(Book Jacket Status: Jacketed)
Introduction by A. S. Byatt
Willa Cather’s story of the missionary priest Father Jean Marie Latour and his work of faith in the wilderness of the Southwest is told with a spare but sensuous directness and profound artistry. When Latour arrives in 1851 in the territory of New Mexico, newly acquired by the United States, what he finds is a vast desert region of red hills and tortured arroyos that is American by law but Mexican and Indian in custom and belief. Over the next four decades, Latour works gently and tirelessly to spread his faith and to build a soaring cathedral out of the local golden rock—while contending with unforgiving terrain, derelict and sometimes rebellious priests, and his own loneliness.
DEATH COMES FOR THE ARCHBISHOP shares a limitless, craggy beauty with the New Mexico landscape of desert, mountain, and canyon in which its central action takes place, and its evocations of that landscape and those who are drawn to it suggest why Cather is acknowledged without question as the most poetically exact chronicler of the American frontier.
Praise for Death Comes for the Archbishop…

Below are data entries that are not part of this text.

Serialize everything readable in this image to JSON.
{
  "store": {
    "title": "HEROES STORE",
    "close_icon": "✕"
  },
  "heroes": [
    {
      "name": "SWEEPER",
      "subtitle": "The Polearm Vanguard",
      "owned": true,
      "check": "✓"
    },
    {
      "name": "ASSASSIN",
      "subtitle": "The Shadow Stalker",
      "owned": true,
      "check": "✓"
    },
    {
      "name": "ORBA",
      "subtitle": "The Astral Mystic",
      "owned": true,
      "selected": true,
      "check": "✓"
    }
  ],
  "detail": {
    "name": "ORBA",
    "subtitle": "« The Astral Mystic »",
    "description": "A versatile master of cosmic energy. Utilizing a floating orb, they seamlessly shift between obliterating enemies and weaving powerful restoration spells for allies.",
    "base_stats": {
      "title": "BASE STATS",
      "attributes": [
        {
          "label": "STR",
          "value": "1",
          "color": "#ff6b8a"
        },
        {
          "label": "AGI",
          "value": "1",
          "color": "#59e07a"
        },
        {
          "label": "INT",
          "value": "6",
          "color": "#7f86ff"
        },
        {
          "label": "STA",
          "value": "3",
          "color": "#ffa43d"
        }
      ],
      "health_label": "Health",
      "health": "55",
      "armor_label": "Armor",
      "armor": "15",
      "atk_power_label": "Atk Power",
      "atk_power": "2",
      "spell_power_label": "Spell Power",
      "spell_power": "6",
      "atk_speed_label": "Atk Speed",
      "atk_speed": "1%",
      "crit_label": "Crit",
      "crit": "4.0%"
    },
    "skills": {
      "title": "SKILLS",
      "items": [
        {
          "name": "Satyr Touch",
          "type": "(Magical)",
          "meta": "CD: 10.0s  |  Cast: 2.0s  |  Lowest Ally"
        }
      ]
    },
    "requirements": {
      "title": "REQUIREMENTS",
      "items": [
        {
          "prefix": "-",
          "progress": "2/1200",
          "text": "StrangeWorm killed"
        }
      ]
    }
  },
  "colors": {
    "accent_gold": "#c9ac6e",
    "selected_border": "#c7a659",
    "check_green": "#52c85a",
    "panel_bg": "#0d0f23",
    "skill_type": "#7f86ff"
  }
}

“A truly remarkable book . . . Soaked through and through with atmosphere . . . From the riches of her imagination and sympathy Miss Cather has distilled a very rare piece of literature. It stands out, from the very resistance it opposes to classification.”—NEW YORK TIMES“The most sensuous of writers, Willa Cather builds her imagined world as solidly as our five senses build the universe around us.”—Rebecca West“[Cather’s] descriptions of the Indian mesa towns on the rock are as beautiful, as unjudging, as lucid, as her descriptions of the Bishop’s cathedral. It is an art of ‘making,’ of clear depiction—of separate objects, whose whole effect works slowly and mysteriously in the reader, and cannot be summed up . . . Cather’s composed acceptance of mystery is a major, and rare, artistic achievement.”—from the Introduction by A. S. Byatt